Defra has implemented three alterations to the existing protocol which can be applied retrospectively from 1 January 2015 or the date at which the reprocessor/exporter originally applied for accreditation.
The changes should provide a more accurate reflection of the proportion of aluminium that is being recovered and recycled following concerns from recycling body Alupro that the current packaging recovery note (PRN) system was undermining recycling data.
A minimum of 70% of the mixed non-ferrous metals recovered from IBA are now considered to arise from aluminium packaging.
This follows detailed studies of tested samples which showed the original 50% specification was under-representing recycled tonnages.
In addition, some metal reprocessors under the previous system were applying the 50% figure to the aluminium fractions that had been recovered from mixed ferrous metals.
Exporters or UK recyclers of aluminium recovered in this way will now be able to issue export PRNs (PERNs) based on 87.5% of the total recovered aluminium fraction.
The new protocol also recognises the aluminium present in zorba grade exports. These are the tonnages produced by metal processors that take recovered IBA non-ferrous and mix it with metal from other sources.

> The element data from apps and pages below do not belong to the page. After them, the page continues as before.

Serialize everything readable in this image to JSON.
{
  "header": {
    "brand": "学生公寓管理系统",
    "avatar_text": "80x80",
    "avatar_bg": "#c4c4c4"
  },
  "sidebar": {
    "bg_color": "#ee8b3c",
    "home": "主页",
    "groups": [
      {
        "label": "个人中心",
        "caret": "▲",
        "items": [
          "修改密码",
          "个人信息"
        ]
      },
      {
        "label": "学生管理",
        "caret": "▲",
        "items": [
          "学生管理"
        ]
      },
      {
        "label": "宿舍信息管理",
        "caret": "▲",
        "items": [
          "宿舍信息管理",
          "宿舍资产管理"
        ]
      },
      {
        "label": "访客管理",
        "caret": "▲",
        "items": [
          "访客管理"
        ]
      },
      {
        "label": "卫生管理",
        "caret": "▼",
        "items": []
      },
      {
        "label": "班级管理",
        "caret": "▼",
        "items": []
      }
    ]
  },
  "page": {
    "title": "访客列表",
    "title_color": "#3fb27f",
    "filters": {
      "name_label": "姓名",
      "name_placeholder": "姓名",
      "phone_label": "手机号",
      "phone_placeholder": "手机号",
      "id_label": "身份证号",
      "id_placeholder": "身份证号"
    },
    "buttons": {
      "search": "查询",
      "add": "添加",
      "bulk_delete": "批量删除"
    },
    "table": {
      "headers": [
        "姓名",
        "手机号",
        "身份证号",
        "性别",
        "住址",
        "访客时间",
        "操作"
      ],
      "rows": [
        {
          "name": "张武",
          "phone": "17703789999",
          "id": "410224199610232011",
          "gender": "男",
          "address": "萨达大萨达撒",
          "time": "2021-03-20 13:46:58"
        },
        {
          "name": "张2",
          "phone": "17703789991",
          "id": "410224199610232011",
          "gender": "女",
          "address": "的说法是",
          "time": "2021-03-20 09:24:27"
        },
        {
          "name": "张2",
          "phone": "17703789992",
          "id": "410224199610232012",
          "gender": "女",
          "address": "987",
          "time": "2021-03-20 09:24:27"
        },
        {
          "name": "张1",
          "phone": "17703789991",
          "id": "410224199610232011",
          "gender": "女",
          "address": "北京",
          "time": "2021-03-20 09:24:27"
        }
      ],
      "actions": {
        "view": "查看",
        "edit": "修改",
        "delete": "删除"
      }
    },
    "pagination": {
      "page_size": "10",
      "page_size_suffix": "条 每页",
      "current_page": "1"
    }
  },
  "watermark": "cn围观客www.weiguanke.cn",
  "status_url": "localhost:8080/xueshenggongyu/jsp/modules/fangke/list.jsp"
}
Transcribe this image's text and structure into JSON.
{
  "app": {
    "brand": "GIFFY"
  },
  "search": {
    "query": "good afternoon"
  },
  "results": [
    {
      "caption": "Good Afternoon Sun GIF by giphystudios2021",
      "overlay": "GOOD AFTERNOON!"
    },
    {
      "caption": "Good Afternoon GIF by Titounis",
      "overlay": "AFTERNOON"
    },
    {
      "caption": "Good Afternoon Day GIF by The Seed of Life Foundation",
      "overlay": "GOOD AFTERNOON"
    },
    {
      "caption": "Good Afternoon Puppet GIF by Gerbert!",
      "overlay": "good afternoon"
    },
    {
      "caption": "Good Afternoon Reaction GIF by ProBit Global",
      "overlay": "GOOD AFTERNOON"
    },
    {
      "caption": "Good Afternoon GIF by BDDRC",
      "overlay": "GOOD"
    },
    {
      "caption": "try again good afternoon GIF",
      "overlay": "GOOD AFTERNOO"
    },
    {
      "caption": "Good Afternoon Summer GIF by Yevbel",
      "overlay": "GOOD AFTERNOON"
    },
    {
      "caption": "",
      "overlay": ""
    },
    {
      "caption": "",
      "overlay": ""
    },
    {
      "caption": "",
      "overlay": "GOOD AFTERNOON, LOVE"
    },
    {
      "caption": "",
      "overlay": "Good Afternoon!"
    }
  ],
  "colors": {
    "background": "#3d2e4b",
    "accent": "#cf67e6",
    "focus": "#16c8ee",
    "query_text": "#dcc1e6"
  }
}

In these situations, metal processors are permitted to issue a 70% PERN on the incoming weight of the recovered IBA material.
In addition to these changes, Defra issued a statement on 21 August urging producers to comply with their packaging recycling and recovery obligations. It is also allowing operators to issue PRNs or PERNs from the moment they seek to be accredited rather than when accrediation is approved.
In April, Rick Hindley, executive director of Alupro, left, said the then IBA protocol was partly responsible for poor aluminium recycling figures.
Commenting on the earlier changes, Hindley told MRW: “It is a positive step. We had been telling Defra that the current system wasn’t working for some time now, and seeing the latest figures for Q2 came as no surprise.
“Whether the changes will be enough, we honestly don’t know. We are optimistic that they could make a difference; some people who could be accredited for reasonable volumes are not yet signed up.
“Defra is, however, operating within the realms of the current regulations, so that limits to an extent what it can do. The volume of material is there so now, ultimately, the compliance schemes need to help find people to get accredited.”